WORK TASK: If a line in the listing below includes the word "likes", pick it out.

:: RECORDS SHOWN

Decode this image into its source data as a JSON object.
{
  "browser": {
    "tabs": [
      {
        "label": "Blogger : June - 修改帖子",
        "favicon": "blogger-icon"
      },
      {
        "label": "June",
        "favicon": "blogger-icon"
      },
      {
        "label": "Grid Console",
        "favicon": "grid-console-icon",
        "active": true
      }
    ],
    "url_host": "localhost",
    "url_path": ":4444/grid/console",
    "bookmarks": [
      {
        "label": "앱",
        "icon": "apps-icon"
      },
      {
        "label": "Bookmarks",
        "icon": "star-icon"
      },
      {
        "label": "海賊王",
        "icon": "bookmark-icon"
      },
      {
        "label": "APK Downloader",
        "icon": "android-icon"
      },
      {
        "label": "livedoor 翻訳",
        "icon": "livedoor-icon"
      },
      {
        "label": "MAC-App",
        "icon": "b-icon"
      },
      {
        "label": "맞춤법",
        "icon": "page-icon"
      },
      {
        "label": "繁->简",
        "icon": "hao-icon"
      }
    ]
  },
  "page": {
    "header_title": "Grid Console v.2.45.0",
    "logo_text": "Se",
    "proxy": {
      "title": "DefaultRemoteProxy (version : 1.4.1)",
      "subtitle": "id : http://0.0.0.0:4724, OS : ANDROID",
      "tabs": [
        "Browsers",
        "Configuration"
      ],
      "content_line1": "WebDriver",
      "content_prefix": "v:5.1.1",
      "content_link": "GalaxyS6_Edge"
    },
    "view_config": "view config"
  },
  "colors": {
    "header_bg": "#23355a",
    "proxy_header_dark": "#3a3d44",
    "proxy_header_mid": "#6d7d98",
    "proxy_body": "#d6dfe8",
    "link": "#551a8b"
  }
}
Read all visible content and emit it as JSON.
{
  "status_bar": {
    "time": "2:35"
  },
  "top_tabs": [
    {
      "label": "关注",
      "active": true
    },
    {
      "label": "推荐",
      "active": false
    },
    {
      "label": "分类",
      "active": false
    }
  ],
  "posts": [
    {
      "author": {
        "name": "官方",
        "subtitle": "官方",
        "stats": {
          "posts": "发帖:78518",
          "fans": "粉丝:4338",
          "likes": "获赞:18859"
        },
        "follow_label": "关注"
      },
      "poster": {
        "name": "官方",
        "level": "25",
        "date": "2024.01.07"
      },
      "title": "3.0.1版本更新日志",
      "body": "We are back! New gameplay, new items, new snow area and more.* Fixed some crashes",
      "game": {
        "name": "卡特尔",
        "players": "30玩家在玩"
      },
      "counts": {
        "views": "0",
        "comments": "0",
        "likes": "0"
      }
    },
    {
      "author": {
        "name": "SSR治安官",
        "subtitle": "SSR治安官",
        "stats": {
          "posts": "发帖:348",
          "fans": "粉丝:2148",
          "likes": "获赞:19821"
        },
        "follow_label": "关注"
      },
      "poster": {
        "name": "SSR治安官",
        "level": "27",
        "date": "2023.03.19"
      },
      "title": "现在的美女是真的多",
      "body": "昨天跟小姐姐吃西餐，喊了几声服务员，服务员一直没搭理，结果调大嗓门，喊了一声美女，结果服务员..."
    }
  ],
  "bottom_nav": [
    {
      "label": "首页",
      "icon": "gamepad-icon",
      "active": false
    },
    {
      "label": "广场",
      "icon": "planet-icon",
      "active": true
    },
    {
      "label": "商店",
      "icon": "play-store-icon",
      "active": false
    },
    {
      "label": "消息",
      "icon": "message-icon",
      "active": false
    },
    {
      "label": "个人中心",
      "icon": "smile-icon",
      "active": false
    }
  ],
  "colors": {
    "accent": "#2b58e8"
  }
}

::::

REPLY TO THE EXERCISE:
          "likes": "获赞:18859"
        "likes": "0"
          "likes": "获赞:19821"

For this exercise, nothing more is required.